Mexico celebrates this September 16, the 211th anniversary of the beginning of the War of Independence, when the priest Miguel Hidalgo y Costilla, through the ringing of his church bells, called to take up arms against 300 years of Spanish rule.
The period known as the War of Independence began in the early morning of September 16, 1810, when Father Miguel Hidalgo gave the so-called "Grito de Dolores" and ended on September 27, 1821, with the triumphal entry of the Trigante Army, led by Agustin de Iturbide and Vicente Guerrero, into Mexico City. The following is a brief biographical profile of five heroes of the Independence.
Miguel Hidalgo y Costilla (1753-1811)
The so-called Father of the Nation was born on May 8, 1753, possibly in the hacienda of San Diego Corralejo, where his family lived.

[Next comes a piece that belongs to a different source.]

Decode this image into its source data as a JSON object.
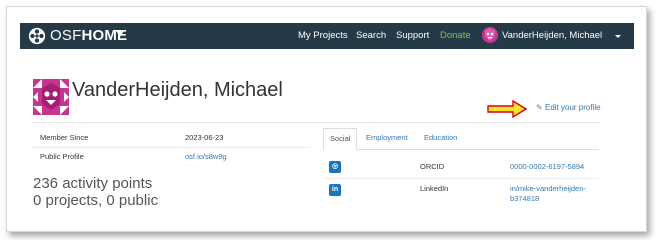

However, after a series of discussions, in 1868 it was officially established that Pénjamo was his birthplace. The priest Hidalgo stood out for being a brilliant man in science, literature, and the arts, in addition to being committed to the oppressed people, for which he organized the beginning of the independence movement to expel the Spaniards after 300 years of domination. After beginning the struggle for Independence, Hidalgo is captured along with other leaders of the movement and dies on July 30, 1811.

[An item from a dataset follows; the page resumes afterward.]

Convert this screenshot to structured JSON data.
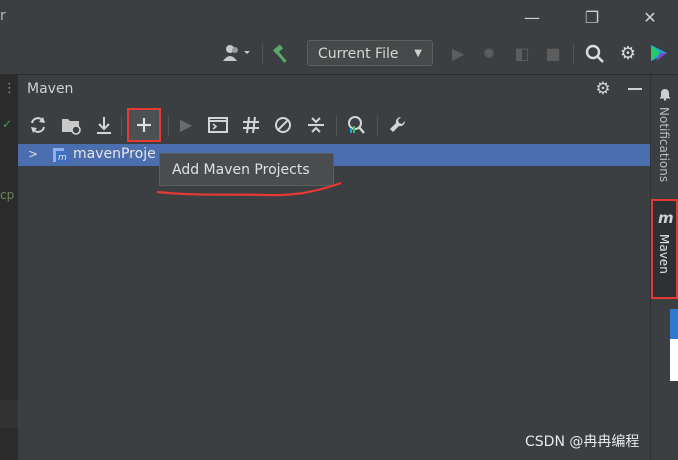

Josefa Ortiz de Domínguez (1768-1829)
Better known as La Corregidora, Ortiz de Domínguez was born on September 8, 1768, in the city of Morelia -although some historians say it was in Mexico City- and died on March 2, 1829, in Mexico City. Josefa has been recognized as a protagonist of the Independence heroic deed for alerting the organizers of the movement, particularly Ignacio Allende, that the conspiracy had been discovered and they were about to be captured. She also financed the campaign of Hidalgo, Allende, and Aldama. In spite of being arrested, she managed to be released and lived in freedom until March 2, 1829, always supporting ideologically and economically the cause of Mexican Independence.
Ignacio Allende (1769 - 1811)
Ignacio María de Allende y Unzaga was born on January 21, 1769 in San Miguel el Grande, today San Miguel de Allende, Guanajuato. Allende, for having been the main promoter of the uprising and for his military preparation, was the one who naturally could have been the leader of the armed struggle; but Hidalgo, for his charisma, decision, and influence over the people, was recognized as the head of that heroic deed.
Allende, captured and shot in 1811, was popularly recognized for his ethics and chivalry in command. He was an advocate of order and respect for the civilian population and did not punish or execute his prisoners. A military man whose defense of liberty, equality, and democracy led Mexico's Independence Revolution.
José María Morelos y Pavón (1765-1815)
Known as the "Servant of the Nation", Morelos was born on September 30, 1765, in Valladolid, Michoacán (today Morelia in his honor). He was the promoter of the first legislative body in Mexican history, installed on September 14, 1813, in Chilpancingo. Morelos is recognized for being a great military man and statesman. He wrote the famous document "Sentimientos de la Nación" (Sentiments of the Nation) that from that moment on would acquire a remarkable relevance since it became one of the most important texts of the country.
On October 22, 1814, in Apatzingán, the first constitution of Independent Mexico is presented, which has as its fundamental basis the work of the insurgent José María Morelos. The leader actively participated in the second stage of the War of Independence and was captured in 1815 and on December 22 of that year was shot in San Cristobal Ecatepec.
Vicente Guerrero (1782 - 1831)
The Benemérito de la Patria and military insurgent Vicente Ramón Guerrero Saldaña was born in Tixtla (today Guerrero) on August 9, 1782 and died in Cuilapan, Oaxaca, on February 14, 1831. During the Mexican War of Independence, he was head of the insurgency during the Resistance (1816-1821). Guerrero made a pact with General Agustín de Iturbide for the formation of the Army of the Three Guarantees in 1821 and later, on September 27, they entered Mexico City, consummating the Independence.
At first, Iturbide proclaimed independence and placed himself at the head of a provisional government. But a year later, on July 21, 1822, he crowned himself emperor of Mexico. In December of that year several caudillos rose up in arms, and Guerrero joined the uprising in favor of a republican system together with Antonio López de Santa Anna. Faithful to his liberal and republican ideology, Guerrero rejected the subsequent coronation of Iturbide as emperor and, after his fall in 1823, supported the first president of the new republic, Guadalupe Victoria, whom he succeeded in 1829.
After a brief period in the presidency, there was a fierce dispute for power between leaders of the insurgent movement. On February 14, 1831, after being betrayed by close friends, the final popular leader of the Independence was assassinated.